But for some, the historic moment was quickly spoiled when, in an onstage exchange after her acceptance speech, the French DJ Martin Solveig asked Hegerberg something that had nothing to do with her expertise: whether she knew how to twerk.
“No,” Hegerberg said, quickly dismissing the idea.
The exchange took off on social media, where critics — including some high-profile athletes — accused Solveig of sexism and assailed him for undermining a moment of professional achievement with a reference to the provocative dance move. The controversy nearly overshadowed the news that Luka Modric beat Cristiano Ronaldo and Lionel Messi for the men’s Ballon d’Or. The award for best player had been reserved for male players from its inception in 1956, until the women’s Ballon D’Or was created this year.
“This is an absolute joke,” Lindsey Horan, a United States women’s team midfielder who was one of the finalists for the women’s Ballon d’Or, tweeted in response to Solveig’s comment. She offered her support for Hegerberg: “Congrats and you do not deserve this.”
Andy Murray, the tennis star, also condemned the comment in a post on Instagram. “To everyone who thinks people are overreacting and it was just a joke. It wasn’t,” he wrote. “I’ve been involved in sport my whole life and the level of sexism is unreal.”
But even as others held up the moment as yet another example of sexism in sports, Hegerberg said she didn’t view it that way. “I wasn’t upset,” she told The Associated Press. “He came to me after the situation and he apologised, but I didn’t take it as that at all.”
She said her mind was on her achievement: “I got the Ballon d’Or.”
In a video posted on Twitter, Solveig said he was “amazed” by the comments he had seen online. “I didn’t mean to offend anyone and I didn’t know that this could be seen as such an offence, especially if you consider the sequence in total,” he said.

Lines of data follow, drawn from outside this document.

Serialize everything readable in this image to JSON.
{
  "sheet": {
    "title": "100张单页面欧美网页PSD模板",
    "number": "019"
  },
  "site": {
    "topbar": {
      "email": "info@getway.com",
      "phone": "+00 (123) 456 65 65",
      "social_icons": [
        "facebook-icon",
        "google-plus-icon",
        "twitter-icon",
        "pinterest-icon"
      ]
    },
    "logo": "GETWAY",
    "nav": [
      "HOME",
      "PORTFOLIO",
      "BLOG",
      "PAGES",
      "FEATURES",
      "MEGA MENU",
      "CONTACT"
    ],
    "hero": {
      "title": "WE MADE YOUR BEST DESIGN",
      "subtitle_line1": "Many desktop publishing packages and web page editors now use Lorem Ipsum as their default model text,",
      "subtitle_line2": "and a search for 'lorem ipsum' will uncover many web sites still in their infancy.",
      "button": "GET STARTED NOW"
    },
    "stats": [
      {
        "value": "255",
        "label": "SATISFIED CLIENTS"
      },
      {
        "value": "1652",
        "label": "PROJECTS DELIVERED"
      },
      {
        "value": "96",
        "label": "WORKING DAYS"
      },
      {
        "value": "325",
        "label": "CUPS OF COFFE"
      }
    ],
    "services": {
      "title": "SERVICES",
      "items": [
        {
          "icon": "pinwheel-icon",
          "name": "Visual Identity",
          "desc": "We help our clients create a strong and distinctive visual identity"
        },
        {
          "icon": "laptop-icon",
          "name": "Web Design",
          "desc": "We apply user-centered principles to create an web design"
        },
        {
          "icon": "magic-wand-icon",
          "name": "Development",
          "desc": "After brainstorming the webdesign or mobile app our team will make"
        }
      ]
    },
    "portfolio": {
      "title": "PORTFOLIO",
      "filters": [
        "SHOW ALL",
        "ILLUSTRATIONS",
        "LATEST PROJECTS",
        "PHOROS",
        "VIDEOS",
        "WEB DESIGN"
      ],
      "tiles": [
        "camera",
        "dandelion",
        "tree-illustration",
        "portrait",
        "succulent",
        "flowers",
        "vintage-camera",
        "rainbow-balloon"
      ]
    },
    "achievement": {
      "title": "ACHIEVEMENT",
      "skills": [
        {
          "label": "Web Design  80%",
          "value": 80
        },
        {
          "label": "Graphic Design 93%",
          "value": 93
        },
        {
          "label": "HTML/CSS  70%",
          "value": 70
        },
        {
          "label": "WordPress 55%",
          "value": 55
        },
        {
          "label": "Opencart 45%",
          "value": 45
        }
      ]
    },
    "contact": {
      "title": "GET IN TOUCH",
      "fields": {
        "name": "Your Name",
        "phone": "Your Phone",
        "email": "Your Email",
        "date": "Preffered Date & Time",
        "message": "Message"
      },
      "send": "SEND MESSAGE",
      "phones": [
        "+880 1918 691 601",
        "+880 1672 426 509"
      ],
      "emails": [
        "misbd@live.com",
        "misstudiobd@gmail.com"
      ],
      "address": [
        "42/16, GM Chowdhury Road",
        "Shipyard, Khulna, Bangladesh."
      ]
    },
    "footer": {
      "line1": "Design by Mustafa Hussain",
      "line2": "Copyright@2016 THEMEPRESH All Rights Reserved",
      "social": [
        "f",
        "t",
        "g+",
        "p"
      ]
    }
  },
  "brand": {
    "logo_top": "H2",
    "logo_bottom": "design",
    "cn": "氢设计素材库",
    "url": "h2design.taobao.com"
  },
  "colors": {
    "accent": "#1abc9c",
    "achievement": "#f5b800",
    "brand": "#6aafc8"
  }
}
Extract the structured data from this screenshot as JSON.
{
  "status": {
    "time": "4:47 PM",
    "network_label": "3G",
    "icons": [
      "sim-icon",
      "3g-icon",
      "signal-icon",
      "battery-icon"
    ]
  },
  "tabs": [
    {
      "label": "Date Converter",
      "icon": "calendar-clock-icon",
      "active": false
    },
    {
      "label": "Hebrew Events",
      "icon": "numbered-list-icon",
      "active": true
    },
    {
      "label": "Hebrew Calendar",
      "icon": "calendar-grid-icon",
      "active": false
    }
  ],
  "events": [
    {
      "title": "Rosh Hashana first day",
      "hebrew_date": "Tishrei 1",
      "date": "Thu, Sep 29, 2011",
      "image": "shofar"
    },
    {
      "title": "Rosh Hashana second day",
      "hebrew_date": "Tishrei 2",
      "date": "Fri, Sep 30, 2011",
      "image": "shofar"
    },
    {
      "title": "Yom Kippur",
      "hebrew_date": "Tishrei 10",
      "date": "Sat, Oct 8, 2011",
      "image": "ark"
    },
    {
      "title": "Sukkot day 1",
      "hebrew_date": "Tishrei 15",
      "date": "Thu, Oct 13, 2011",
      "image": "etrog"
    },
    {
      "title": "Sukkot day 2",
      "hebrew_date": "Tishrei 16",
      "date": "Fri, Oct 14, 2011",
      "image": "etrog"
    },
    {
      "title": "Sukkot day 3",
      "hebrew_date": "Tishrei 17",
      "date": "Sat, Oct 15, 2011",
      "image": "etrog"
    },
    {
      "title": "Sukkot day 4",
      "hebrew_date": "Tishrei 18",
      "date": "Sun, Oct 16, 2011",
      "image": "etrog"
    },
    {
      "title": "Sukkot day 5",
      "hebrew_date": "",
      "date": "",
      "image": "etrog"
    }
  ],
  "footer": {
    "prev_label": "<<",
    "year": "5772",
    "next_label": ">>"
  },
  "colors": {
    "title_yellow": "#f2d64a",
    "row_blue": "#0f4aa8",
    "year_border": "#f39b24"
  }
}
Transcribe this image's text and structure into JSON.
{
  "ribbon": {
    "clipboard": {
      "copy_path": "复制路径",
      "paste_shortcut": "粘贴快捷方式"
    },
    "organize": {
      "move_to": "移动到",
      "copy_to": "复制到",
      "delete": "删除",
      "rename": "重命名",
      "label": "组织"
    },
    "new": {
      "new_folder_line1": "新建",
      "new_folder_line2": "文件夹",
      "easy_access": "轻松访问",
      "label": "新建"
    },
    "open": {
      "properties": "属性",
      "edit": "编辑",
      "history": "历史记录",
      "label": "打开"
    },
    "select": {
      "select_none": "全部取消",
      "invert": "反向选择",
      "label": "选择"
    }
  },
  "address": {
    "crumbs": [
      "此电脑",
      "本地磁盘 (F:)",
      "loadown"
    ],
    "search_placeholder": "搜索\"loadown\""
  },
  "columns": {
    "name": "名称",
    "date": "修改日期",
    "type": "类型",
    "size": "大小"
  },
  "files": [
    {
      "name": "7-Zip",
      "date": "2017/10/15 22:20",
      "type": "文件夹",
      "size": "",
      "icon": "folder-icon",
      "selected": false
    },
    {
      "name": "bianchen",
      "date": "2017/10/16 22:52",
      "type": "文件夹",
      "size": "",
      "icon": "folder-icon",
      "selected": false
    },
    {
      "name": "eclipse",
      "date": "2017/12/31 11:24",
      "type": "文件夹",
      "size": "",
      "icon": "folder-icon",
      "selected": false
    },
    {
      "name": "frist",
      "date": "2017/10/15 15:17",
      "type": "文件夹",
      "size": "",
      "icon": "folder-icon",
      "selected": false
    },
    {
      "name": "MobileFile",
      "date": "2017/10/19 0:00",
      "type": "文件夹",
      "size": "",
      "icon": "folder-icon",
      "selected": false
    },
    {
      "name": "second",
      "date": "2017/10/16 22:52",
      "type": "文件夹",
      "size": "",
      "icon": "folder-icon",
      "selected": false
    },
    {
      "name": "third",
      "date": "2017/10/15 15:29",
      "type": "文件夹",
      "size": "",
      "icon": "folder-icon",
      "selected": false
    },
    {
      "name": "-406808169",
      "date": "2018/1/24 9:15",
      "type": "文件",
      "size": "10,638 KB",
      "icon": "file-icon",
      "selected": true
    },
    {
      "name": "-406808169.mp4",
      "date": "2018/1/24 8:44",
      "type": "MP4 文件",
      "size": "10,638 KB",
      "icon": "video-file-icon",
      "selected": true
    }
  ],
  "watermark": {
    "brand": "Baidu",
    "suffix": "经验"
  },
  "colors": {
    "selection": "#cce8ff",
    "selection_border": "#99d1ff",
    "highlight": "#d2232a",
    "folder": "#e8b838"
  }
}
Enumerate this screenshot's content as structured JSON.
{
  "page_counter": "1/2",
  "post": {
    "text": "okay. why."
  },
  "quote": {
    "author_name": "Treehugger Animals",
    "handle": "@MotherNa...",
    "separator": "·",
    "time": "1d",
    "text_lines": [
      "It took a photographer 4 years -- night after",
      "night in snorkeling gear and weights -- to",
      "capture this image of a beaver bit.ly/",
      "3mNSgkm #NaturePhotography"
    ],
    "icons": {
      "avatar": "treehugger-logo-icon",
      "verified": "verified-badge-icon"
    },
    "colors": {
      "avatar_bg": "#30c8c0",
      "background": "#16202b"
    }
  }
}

Still, in his post, Solveig acknowledged his comment to Hegerberg was a misstep: “This was a joke — probably a bad one.”
— New York Times News Service